**Problem statement:** Scan the data below and state the number of lines that include the word "CaptureOnTouch", adding no comment.
=== Provided information ===
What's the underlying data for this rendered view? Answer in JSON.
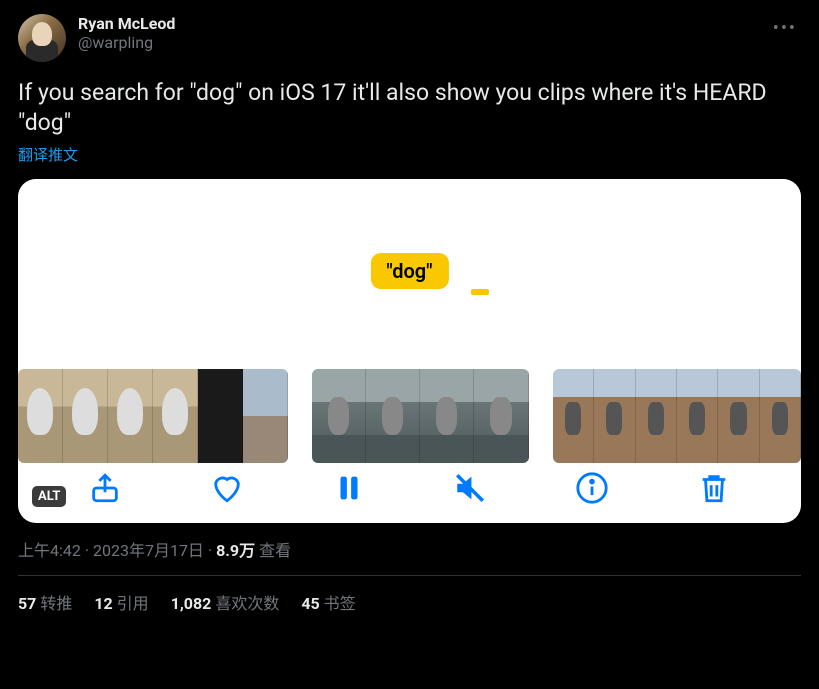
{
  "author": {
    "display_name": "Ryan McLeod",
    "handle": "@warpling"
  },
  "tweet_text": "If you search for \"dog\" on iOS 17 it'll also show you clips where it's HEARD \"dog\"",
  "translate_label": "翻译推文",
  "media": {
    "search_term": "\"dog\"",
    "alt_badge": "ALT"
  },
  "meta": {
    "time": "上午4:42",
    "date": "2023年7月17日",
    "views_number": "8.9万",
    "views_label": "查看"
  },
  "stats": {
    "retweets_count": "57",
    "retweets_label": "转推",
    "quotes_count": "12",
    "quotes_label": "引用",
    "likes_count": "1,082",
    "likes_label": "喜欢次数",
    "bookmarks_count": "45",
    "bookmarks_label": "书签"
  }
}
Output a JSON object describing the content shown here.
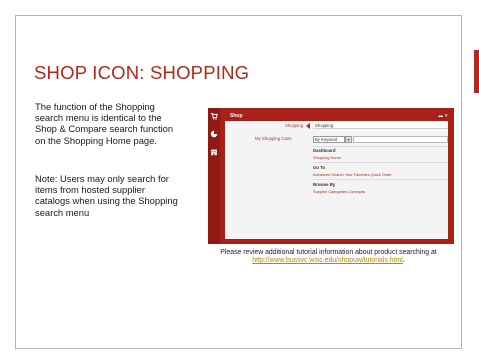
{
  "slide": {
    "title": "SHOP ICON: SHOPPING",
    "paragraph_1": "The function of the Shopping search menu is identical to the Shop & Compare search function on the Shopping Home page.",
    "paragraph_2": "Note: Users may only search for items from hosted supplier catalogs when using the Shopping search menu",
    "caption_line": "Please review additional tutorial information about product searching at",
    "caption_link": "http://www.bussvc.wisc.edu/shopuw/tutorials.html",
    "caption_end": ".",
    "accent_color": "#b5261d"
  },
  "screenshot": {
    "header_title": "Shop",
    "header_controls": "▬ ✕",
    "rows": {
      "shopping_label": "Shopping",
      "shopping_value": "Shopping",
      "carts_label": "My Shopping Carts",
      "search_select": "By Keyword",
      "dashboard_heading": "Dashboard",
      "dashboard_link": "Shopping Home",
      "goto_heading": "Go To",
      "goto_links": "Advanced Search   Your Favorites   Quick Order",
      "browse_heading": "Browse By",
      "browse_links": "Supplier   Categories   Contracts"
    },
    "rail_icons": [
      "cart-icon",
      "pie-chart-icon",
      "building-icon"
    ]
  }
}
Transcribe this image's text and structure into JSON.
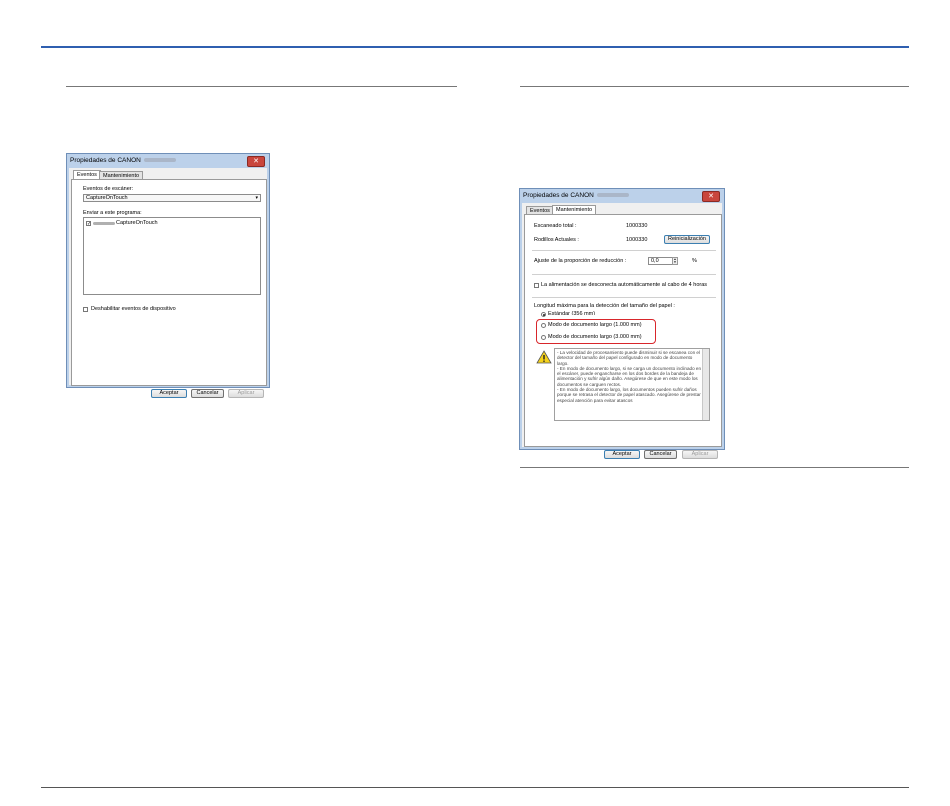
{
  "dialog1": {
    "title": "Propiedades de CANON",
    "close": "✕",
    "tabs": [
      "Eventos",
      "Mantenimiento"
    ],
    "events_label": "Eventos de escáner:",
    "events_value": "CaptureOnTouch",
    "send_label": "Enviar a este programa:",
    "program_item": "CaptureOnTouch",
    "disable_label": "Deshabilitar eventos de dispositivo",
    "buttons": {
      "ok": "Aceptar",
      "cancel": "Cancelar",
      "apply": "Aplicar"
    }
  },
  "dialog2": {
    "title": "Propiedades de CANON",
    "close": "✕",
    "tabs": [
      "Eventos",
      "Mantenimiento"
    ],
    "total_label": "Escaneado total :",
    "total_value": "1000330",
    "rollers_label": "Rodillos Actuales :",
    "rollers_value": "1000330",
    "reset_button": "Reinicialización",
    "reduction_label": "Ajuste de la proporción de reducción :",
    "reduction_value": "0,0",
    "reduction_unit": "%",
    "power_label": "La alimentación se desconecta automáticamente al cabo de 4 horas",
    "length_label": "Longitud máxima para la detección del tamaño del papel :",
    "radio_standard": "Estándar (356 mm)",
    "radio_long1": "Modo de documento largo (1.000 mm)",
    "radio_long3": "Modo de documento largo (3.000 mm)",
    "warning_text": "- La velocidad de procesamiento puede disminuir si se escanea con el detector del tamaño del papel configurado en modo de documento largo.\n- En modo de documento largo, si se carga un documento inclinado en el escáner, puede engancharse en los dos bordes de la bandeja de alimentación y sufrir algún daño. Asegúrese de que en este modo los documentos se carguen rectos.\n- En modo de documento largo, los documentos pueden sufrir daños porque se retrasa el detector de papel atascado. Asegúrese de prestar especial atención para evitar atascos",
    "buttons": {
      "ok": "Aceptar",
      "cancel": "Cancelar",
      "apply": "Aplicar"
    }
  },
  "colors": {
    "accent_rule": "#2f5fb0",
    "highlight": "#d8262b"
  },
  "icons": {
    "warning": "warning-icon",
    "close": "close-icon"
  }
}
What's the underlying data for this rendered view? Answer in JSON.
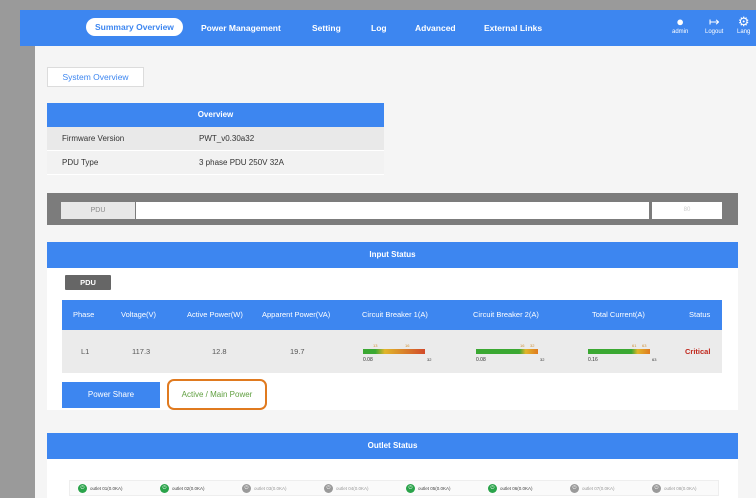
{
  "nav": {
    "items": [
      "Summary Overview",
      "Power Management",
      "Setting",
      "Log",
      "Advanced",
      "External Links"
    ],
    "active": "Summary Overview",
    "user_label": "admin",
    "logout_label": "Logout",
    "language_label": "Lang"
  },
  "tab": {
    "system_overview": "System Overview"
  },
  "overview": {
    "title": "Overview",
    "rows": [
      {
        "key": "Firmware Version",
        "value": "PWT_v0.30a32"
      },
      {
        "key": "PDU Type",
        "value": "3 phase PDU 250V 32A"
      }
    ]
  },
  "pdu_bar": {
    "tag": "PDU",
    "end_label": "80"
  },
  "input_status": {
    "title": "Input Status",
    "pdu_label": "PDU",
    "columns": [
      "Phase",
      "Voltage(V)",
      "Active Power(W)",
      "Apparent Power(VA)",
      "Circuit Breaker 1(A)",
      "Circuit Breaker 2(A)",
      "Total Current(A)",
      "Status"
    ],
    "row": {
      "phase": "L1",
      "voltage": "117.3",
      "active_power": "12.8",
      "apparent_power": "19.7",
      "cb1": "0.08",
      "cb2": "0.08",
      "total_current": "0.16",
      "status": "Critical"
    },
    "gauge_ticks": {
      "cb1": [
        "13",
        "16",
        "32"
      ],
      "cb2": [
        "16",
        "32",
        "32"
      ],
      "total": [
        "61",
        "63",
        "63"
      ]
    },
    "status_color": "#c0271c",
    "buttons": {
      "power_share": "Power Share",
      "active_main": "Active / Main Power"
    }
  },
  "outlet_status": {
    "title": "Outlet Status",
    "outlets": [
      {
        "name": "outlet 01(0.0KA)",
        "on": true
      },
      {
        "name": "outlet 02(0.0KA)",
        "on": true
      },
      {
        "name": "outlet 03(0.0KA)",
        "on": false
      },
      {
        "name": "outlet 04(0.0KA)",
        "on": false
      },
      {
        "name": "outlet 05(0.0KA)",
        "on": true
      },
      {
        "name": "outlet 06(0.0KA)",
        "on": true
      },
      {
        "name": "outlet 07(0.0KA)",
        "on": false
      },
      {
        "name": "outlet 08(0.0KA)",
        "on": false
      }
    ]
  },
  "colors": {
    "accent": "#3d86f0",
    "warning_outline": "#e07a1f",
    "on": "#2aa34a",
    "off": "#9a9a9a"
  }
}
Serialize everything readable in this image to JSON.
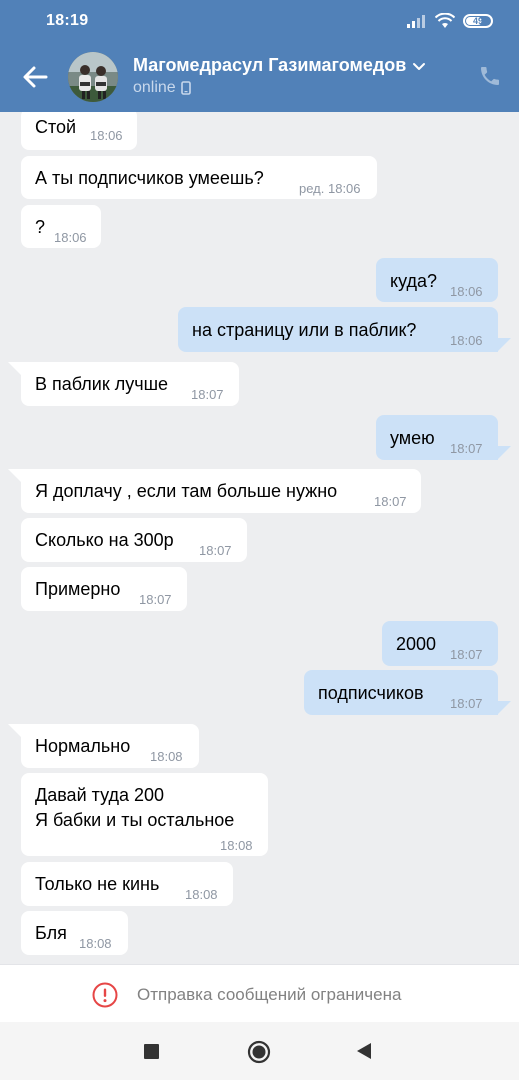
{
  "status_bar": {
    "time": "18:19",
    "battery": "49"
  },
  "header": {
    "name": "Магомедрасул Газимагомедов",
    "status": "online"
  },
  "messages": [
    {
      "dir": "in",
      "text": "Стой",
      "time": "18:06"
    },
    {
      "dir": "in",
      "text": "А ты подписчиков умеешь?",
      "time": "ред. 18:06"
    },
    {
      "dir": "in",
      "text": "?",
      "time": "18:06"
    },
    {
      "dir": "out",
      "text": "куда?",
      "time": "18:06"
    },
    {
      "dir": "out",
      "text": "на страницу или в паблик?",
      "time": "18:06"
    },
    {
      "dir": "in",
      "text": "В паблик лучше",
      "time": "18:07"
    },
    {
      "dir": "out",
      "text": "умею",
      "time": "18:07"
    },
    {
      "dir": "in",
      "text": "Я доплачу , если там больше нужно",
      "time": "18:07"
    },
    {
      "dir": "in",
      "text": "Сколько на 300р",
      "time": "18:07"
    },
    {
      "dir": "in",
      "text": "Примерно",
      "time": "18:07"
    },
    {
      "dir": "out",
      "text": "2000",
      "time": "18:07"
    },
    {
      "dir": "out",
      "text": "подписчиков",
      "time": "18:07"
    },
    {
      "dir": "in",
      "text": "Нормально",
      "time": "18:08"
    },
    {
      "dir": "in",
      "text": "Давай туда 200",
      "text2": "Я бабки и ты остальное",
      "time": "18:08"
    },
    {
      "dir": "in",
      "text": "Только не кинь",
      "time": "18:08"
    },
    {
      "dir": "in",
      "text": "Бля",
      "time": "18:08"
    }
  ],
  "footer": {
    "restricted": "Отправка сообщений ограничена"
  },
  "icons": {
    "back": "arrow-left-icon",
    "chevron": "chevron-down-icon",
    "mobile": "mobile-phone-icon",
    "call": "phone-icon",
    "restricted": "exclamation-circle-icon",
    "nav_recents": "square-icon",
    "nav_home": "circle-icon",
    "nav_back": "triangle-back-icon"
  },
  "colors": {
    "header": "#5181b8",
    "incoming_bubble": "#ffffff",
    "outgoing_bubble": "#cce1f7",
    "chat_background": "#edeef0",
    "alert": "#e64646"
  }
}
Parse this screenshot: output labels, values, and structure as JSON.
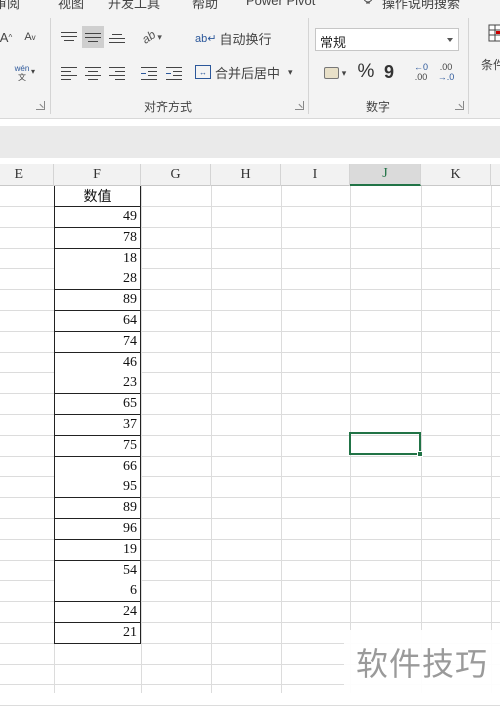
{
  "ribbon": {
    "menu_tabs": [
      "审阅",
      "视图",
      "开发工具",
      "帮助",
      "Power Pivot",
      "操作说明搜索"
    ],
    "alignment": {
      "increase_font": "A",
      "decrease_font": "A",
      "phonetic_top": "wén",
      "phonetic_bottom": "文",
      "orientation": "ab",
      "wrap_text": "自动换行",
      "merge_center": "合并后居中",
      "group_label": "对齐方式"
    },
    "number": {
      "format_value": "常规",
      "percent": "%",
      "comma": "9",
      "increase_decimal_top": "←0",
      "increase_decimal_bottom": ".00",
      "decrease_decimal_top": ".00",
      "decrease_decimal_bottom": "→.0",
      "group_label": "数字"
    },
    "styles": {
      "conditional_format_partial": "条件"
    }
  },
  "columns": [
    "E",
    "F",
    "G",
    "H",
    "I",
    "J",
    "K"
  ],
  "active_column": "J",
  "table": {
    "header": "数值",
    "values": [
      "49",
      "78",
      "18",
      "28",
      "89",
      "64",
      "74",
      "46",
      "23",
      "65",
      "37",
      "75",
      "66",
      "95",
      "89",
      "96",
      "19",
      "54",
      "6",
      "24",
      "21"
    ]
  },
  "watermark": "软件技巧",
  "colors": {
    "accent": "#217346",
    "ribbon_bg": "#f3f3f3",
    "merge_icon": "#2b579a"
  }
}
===
**Completed task:** 2